Kingman to stake claim as John Gosden's heir apparent

Summer's last will and testament was signed off on the July Course at Newmarket last weekend at the end of a dank afternoon with a performance by McFly. Autumn and the purer fare of the Rowley Mile, for all the controversial changes to the calendar, are nigh, with a new Classic generation rising.

Leading Light illuminates O'Brien St Leger chances

Ruler of the World and Trading Leather, the English and Irish Derby winners, were conspicuous by their absence at today’s entry stage for the St Leger, connections opting  instead to go the Irish Champion Stakes route and a drop back in distance. However, a profusion of  prospective late-bloomers stood their ground for the Doncaster classic,  including no fewer than 12 from Aidan O’Brien’s powerful stable.

‘Amazing’ Lethal Force speeds away to Newmarket course record

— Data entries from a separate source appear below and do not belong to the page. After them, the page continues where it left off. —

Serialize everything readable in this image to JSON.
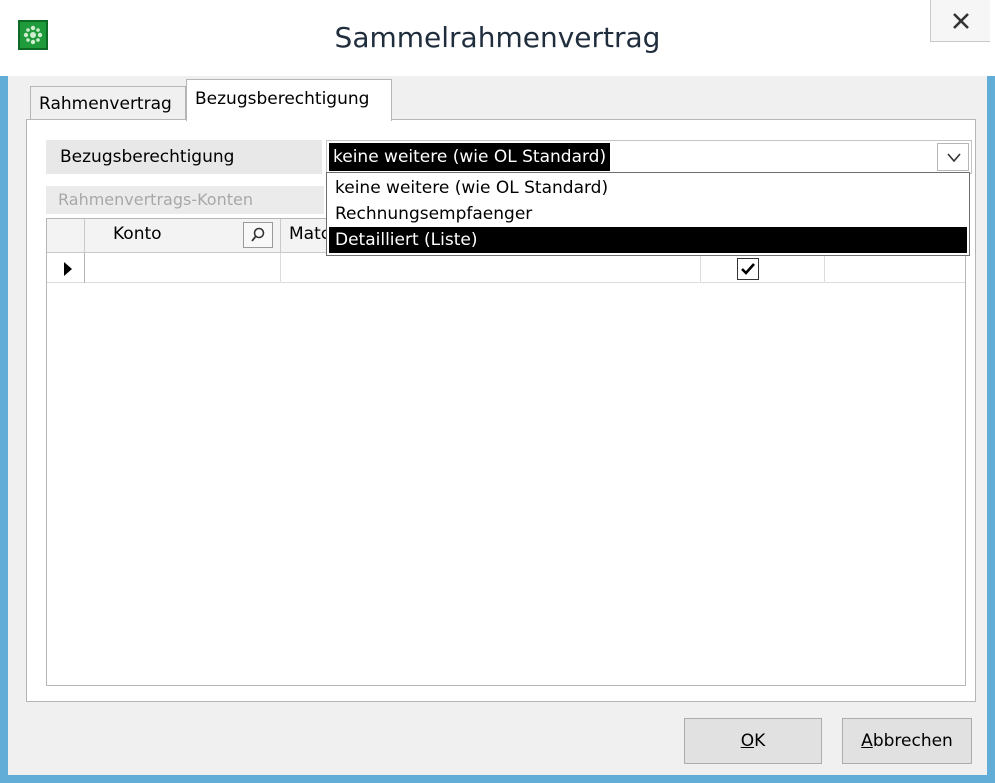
{
  "window": {
    "title": "Sammelrahmenvertrag",
    "close_label": "X"
  },
  "tabs": [
    {
      "label": "Rahmenvertrag",
      "active": false
    },
    {
      "label": "Bezugsberechtigung",
      "active": true
    }
  ],
  "bezug": {
    "label": "Bezugsberechtigung",
    "selected_value": "keine weitere (wie OL Standard)",
    "options": [
      "keine weitere (wie OL Standard)",
      "Rechnungsempfaenger",
      "Detailliert (Liste)"
    ],
    "highlighted_option_index": 2
  },
  "group": {
    "label": "Rahmenvertrags-Konten"
  },
  "grid": {
    "columns": [
      "Konto",
      "Match"
    ],
    "rows": [
      {
        "konto": "",
        "match": "",
        "checked": true
      }
    ]
  },
  "buttons": {
    "ok_accel": "O",
    "ok_rest": "K",
    "cancel_accel": "A",
    "cancel_rest": "bbrechen"
  },
  "colors": {
    "frame": "#62acd8",
    "selection": "#000000",
    "app_icon": "#1f9b3c"
  }
}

Of the weekend’s July Cup heroes, Lethal Force was easily the most  relaxed yesterday. The four-year-old enjoyed a lazy lead out to stretch the limbs that had carried him to his record-breaking Group One victory and a prolonged pick at grass to settle his rather fizzy mind, then spent the rest of the day chilling in the cool of his box. Meanwhile his trainer Clive Cox, after sorting out his entries for the rest of the week – it’s back to bread and butter at Lingfield on Wednesday – fielded interminable phone calls of inquiry and congratulation.

Sir John Hawkins can turn up heat at July Festival

For anyone who has wondered quite how the British Turf continues to seduce investment from the Gulf, perhaps a day at the July Festival at Newmarket might prove every bit as instructive as one spent among the pomp and pageantry of Ascot or Epsom. At a time of year when their homelands seem most arid, the sheikhs find themselves driven through avenues of trees between green paddocks to a racecourse full of shade and flowers. And if the quality of the sport is mixed, with plenty of maidens and handicaps as ballast to the elite contests, then there will be a corresponding air of relaxation over the next three afternoons – not least granted the benign weather forecast.

More headlines

Ed McMahon lowers stakes to raise Winning chance

Many trainers with limited resources can impress at a corresponding level, but the most instructive measure of their acuity is how they set about making the most of a horse eligible for higher grades. That is when you will often see them exposed, excitably shooting for the moon. In his campaigning of Winning Express, then, Ed McMahon must be commended in both raising and lowering the stakes.